Cut at Abbey Road Studios from the original stereo analogue master tapes with the Neumann VMS82 lathe fed an analogue pre-cut signal from a specially adapted Studer A80 tape deck with additional 'advance' playback head, making the cut a totally analogue process.
Pressed on 180g vinyl to audiophile standards using the original EMI presses by The Vinyl Factory in Hayes, England.
In the original August 1971 review in the GRAMOPHONE Edward Greenfield remarked:
"If you want a Mahler First above all for beauty of tone and phrasing and precision of ensemble, then this is a plain first choice. In addition Giulini's qualities suit this work. For all the orchestral sophistication, he has a transparent honesty which accords well with Mahler in 'Wayfaring Lad' mood. Nor does he use the Chicago orchestra's virtuosity to whip up excitement in fast tempi... Giulini's, sumptuously beautiful all through and never merely slick and over-polished, is certainly one to add to the list of top recommendations, not least for the gorgeousness of the recorded sound... which is even richer than in the three finely-recorded rivals which I list [Solti, Kubelik and Horenstein]."
• Hi-Q Records Supercuts 180g Vinyl
• Cut from the Original Analogue EMI Master Tapes at Abbey Road Studios!
• Superior Audiophile Pressing
• Features Original Album Artwork
Chicago Symphony Orchestra
Carlo Maria Giulini
This title is not eligible for discount.Mahler
Symphony No. 1 in D
1. Langsam. Schleppend, Wie ein Naturlaut
2. Kraftig bewegt, doch nicht zu schnell
3. Feierlich und gemessen, ohne zu schleppen
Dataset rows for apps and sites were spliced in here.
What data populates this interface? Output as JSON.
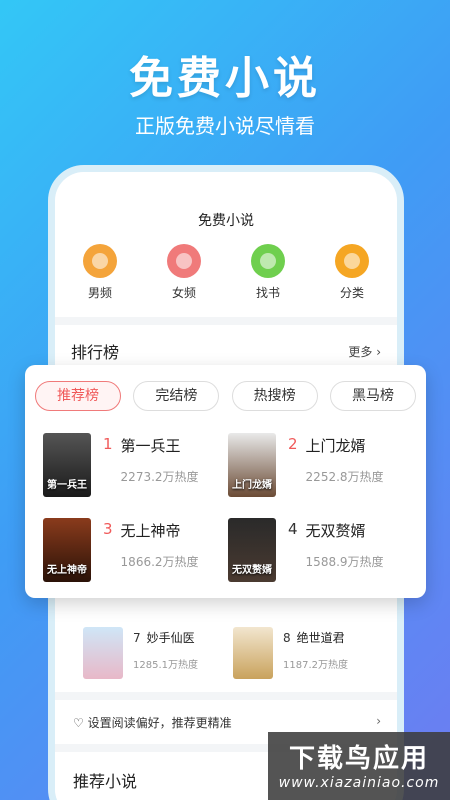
{
  "hero": {
    "title": "免费小说",
    "subtitle": "正版免费小说尽情看"
  },
  "app": {
    "title": "免费小说",
    "nav": [
      {
        "label": "男频",
        "icon": "male-channel-icon"
      },
      {
        "label": "女频",
        "icon": "female-channel-icon"
      },
      {
        "label": "找书",
        "icon": "find-book-icon"
      },
      {
        "label": "分类",
        "icon": "category-icon"
      }
    ],
    "ranking": {
      "title": "排行榜",
      "more": "更多 ›",
      "tabs": [
        "推荐榜",
        "完结榜",
        "热搜榜",
        "黑马榜"
      ],
      "active_tab": "推荐榜",
      "books": [
        {
          "num": "1",
          "name": "第一兵王",
          "heat": "2273.2万热度",
          "cover_text": "第一兵王"
        },
        {
          "num": "2",
          "name": "上门龙婿",
          "heat": "2252.8万热度",
          "cover_text": "上门龙婿"
        },
        {
          "num": "3",
          "name": "无上神帝",
          "heat": "1866.2万热度",
          "cover_text": "无上神帝"
        },
        {
          "num": "4",
          "name": "无双赘婿",
          "heat": "1588.9万热度",
          "cover_text": "无双赘婿"
        }
      ],
      "more_books": [
        {
          "num": "7",
          "name": "妙手仙医",
          "heat": "1285.1万热度"
        },
        {
          "num": "8",
          "name": "绝世道君",
          "heat": "1187.2万热度"
        }
      ]
    },
    "preference": {
      "text": "♡ 设置阅读偏好，推荐更精准",
      "chevron": "›"
    },
    "recommend": {
      "title": "推荐小说"
    }
  },
  "watermark": {
    "cn": "下载鸟应用",
    "en": "www.xiazainiao.com"
  },
  "colors": {
    "accent_red": "#f05a5a",
    "background_gradient_start": "#33c7f6",
    "background_gradient_end": "#6e7cf2"
  }
}
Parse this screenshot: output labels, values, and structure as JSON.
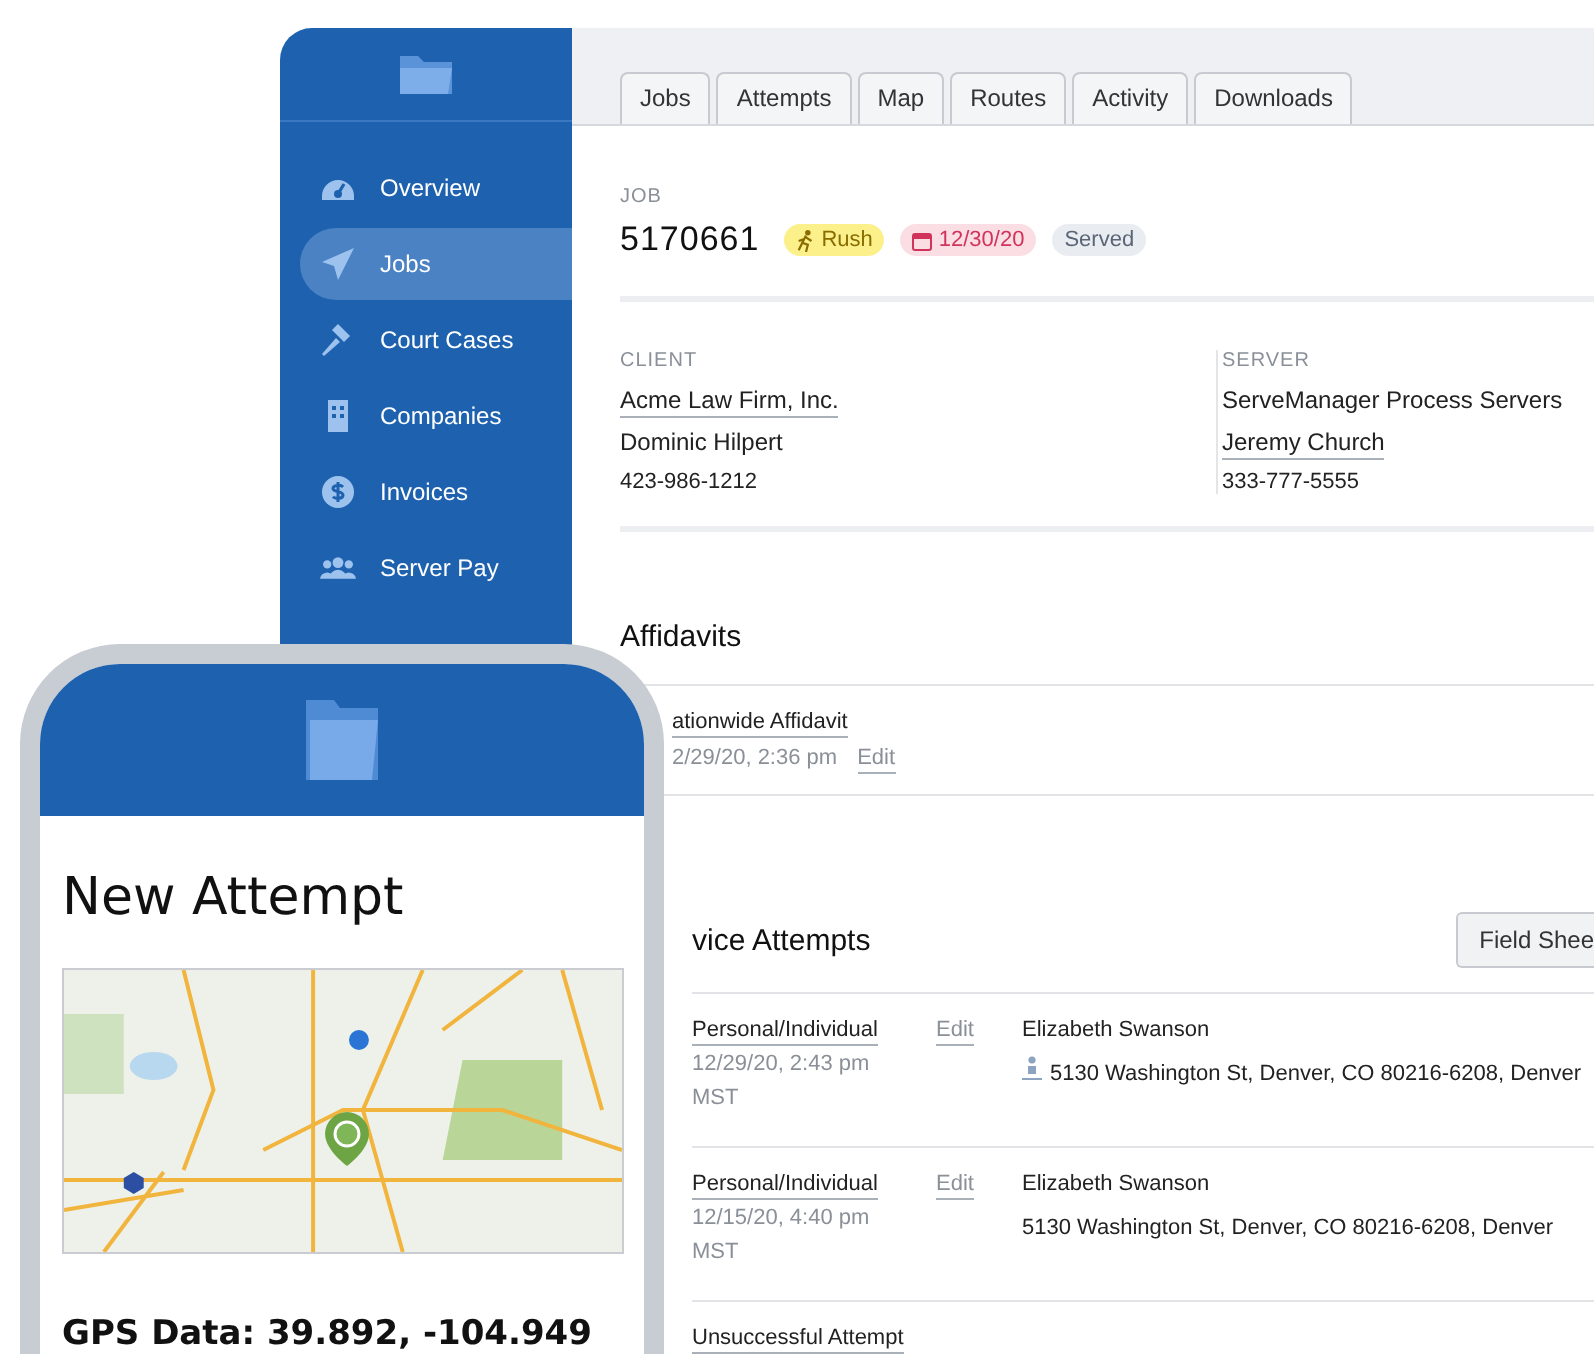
{
  "sidebar": {
    "items": [
      {
        "label": "Overview",
        "selected": false
      },
      {
        "label": "Jobs",
        "selected": true
      },
      {
        "label": "Court Cases",
        "selected": false
      },
      {
        "label": "Companies",
        "selected": false
      },
      {
        "label": "Invoices",
        "selected": false
      },
      {
        "label": "Server Pay",
        "selected": false
      }
    ]
  },
  "tabs": [
    {
      "label": "Jobs"
    },
    {
      "label": "Attempts"
    },
    {
      "label": "Map"
    },
    {
      "label": "Routes"
    },
    {
      "label": "Activity"
    },
    {
      "label": "Downloads"
    }
  ],
  "job": {
    "heading": "JOB",
    "number": "5170661",
    "badges": [
      {
        "kind": "rush",
        "label": "Rush"
      },
      {
        "kind": "date",
        "label": "12/30/20"
      },
      {
        "kind": "status",
        "label": "Served"
      }
    ]
  },
  "client": {
    "heading": "CLIENT",
    "company": "Acme Law Firm, Inc.",
    "contact": "Dominic Hilpert",
    "phone": "423-986-1212"
  },
  "server": {
    "heading": "SERVER",
    "company": "ServeManager Process Servers",
    "contact": "Jeremy Church",
    "phone": "333-777-5555"
  },
  "affidavits": {
    "title": "Affidavits",
    "items": [
      {
        "name": "ationwide Affidavit",
        "date": "2/29/20, 2:36 pm",
        "action": "Edit"
      }
    ]
  },
  "service_attempts": {
    "title": "vice Attempts",
    "button": "Field Shee",
    "rows": [
      {
        "type": "Personal/Individual",
        "date": "12/29/20, 2:43 pm",
        "zone": "MST",
        "action": "Edit",
        "recipient": "Elizabeth Swanson",
        "address": "5130 Washington St, Denver, CO 80216-6208, Denver",
        "geo": true
      },
      {
        "type": "Personal/Individual",
        "date": "12/15/20, 4:40 pm",
        "zone": "MST",
        "action": "Edit",
        "recipient": "Elizabeth Swanson",
        "address": "5130 Washington St, Denver, CO 80216-6208, Denver",
        "geo": false
      },
      {
        "type": "Unsuccessful Attempt"
      }
    ]
  },
  "phone": {
    "title": "New Attempt",
    "gps": "GPS Data: 39.892, -104.949"
  }
}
4. Sturmisch bewegtbewegter, wie im Anfang$34.99180 Gram Audiophile Virgin Vinyl LP - Sealed Buy Now
Brahms: Violin Sonatas No. 1 & No. 3
Features Gioconda De Vito On Violin And Edwin Fischer On Piano
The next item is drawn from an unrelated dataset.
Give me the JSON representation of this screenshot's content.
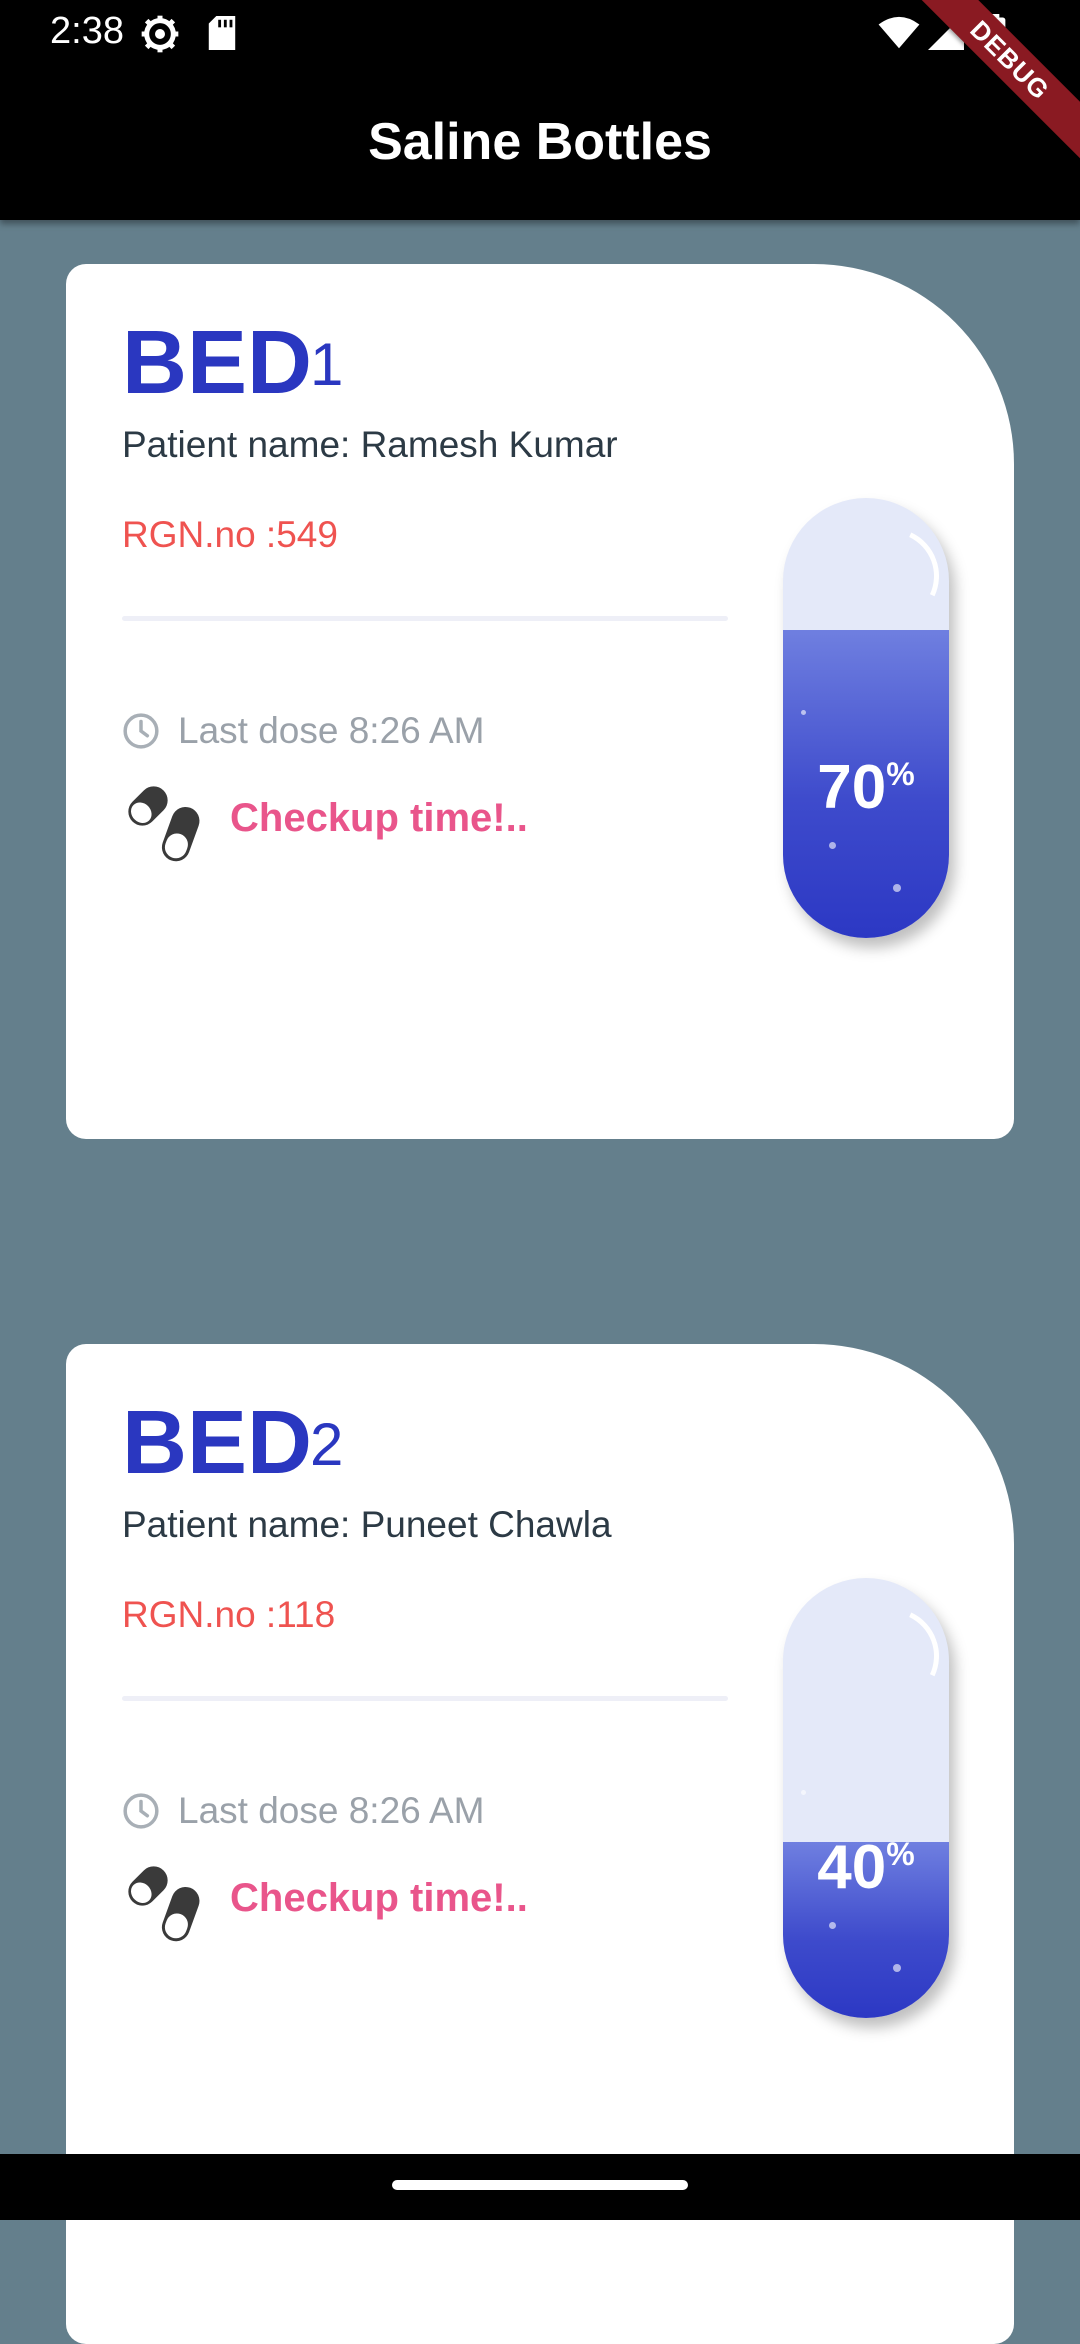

Gioconda De Vito was an Italian violinist born on July 22, 1907. She began formal violin lessons with an uncle, who was a professional violinist, at the age of 8. Three years later, she entered the Pesaro Conservatory. She graduated two years after that and started her career as a soloist. By age 17, she was teaching at the Conservatory in Bari. At age 25, she won an international violin competition in Vienna. She was then hired (supposedly through the influence of Mussolini) to teach at the Academy of Santa Cecilia in Rome. Since the Second World War interrupted her solo career, her London debut, which was very successful, didn't happen until 1948. She subsequently performed frequently in the major European venues, sometimes appearing with other important artists, including Yehudi Menuhin, Isaac Stern, Rafael Kubelik, and Furtwangler. She also twice played for the Pope (Pius XII). De Vito was one of several famous female violinists of the early Twentieth Century who were quickly forgotten by the general public - Ginette Neveu and Janine Andrade were two others. In 1961, she retired from playing and virtually from the violin itself. She was then only 54 years old. Although she toured Europe and other countries (Australia, Russia, India, Israel), she never played in the U.S. A highly admired player, she was nevertheless, almost an anachronism during her career. Her repertoire was old fashioned and did not include the concertos of Stravinsky, Prokofiev, Sibelius, Elgar, Bartok, Barber, Shostakovich, Khachaturian, Korngold, Glazunov, Berg, Walton, or Szymanowski. It is said that she was such a meticulous player, that she worked on the Brahms concerto for fifteen years before she played it in public.
- Prone To ViolinsJohannes Brahms (1833 - 1897): Violin Sonata No. 1 in G, Op. 78
1. Vivace ma non troppo
3. Allegro molto moderato
Johannes Brahms (1833 - 1897): Violin Sonata No. 3 in d minor, Op. 108
6. Un poco presto e con sentimento
7. Presto agitato$34.99180 Gram Audiophile Virgin Vinyl LP - Sealed Buy Now